> **WORK ORDER**: From the entries below, work out the number of lines that hold the word "title", and give that number alone.
---------- DATA SUPPLIED
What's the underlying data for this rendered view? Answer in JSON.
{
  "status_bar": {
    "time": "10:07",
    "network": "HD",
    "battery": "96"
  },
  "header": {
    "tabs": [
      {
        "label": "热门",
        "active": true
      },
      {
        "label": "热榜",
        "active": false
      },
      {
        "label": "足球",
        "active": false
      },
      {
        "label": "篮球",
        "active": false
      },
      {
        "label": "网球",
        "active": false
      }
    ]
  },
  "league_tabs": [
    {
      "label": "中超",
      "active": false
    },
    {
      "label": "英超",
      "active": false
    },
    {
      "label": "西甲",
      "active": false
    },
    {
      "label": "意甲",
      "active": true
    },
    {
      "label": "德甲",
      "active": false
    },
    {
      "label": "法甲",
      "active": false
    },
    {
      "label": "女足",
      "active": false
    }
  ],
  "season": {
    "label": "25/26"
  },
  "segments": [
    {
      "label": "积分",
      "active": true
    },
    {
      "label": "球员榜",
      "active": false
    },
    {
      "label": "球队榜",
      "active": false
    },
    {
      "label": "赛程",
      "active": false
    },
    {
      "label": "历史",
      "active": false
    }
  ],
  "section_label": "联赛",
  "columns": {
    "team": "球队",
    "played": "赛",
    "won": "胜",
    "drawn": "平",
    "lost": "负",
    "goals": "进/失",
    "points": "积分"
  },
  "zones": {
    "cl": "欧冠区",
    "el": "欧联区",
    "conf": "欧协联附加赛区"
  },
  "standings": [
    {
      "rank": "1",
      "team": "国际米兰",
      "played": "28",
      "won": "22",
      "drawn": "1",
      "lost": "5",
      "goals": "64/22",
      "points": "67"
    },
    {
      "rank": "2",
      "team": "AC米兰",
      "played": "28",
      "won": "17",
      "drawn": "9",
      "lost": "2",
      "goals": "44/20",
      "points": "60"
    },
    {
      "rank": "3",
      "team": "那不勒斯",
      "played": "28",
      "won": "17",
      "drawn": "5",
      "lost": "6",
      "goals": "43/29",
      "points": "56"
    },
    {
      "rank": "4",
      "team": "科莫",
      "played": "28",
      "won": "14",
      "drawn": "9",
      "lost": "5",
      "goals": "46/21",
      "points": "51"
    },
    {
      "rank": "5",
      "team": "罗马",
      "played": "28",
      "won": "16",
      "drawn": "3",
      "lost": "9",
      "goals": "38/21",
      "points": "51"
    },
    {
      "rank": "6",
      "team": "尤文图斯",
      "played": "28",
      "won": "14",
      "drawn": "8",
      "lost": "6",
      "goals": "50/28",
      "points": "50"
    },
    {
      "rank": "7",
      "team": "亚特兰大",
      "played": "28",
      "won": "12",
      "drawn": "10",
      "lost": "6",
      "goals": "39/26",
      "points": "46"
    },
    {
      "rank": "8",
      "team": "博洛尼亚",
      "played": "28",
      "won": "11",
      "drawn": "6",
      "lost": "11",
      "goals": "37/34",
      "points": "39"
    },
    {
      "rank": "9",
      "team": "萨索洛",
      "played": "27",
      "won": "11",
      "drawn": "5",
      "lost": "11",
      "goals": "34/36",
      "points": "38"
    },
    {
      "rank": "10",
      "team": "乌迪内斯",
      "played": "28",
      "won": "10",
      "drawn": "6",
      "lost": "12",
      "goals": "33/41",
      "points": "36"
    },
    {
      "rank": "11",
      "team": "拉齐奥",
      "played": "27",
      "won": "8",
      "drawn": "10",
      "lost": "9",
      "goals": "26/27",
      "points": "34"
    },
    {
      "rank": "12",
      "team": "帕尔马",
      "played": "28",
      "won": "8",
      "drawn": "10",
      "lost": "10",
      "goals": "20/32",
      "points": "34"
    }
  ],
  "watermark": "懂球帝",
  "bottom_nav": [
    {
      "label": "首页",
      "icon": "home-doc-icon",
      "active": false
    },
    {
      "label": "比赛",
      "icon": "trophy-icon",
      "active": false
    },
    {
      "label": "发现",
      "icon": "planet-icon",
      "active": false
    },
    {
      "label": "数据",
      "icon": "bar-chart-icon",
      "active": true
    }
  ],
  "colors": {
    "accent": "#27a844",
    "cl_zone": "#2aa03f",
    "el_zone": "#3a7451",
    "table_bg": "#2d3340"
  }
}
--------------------
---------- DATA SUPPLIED
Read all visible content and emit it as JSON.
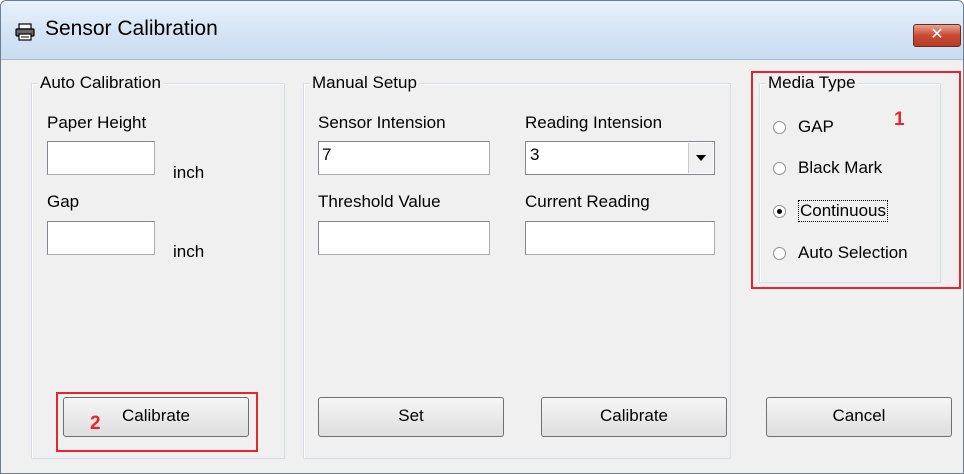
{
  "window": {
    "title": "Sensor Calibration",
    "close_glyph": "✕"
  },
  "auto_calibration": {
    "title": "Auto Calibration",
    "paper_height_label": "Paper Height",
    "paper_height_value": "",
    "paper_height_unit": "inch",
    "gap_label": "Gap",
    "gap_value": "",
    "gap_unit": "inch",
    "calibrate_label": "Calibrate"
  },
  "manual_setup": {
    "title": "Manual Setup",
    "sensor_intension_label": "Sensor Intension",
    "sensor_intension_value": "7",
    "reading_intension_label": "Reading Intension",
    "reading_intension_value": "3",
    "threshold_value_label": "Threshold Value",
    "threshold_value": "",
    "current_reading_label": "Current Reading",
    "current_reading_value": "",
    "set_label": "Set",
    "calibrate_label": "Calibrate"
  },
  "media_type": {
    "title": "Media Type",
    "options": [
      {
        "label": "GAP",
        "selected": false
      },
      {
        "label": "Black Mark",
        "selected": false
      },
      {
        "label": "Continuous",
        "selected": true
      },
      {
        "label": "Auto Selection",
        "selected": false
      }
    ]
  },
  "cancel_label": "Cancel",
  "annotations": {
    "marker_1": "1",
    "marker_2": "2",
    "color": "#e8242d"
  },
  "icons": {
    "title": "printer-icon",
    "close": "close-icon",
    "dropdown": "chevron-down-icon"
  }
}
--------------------
> **RESPONSE AREA**: 5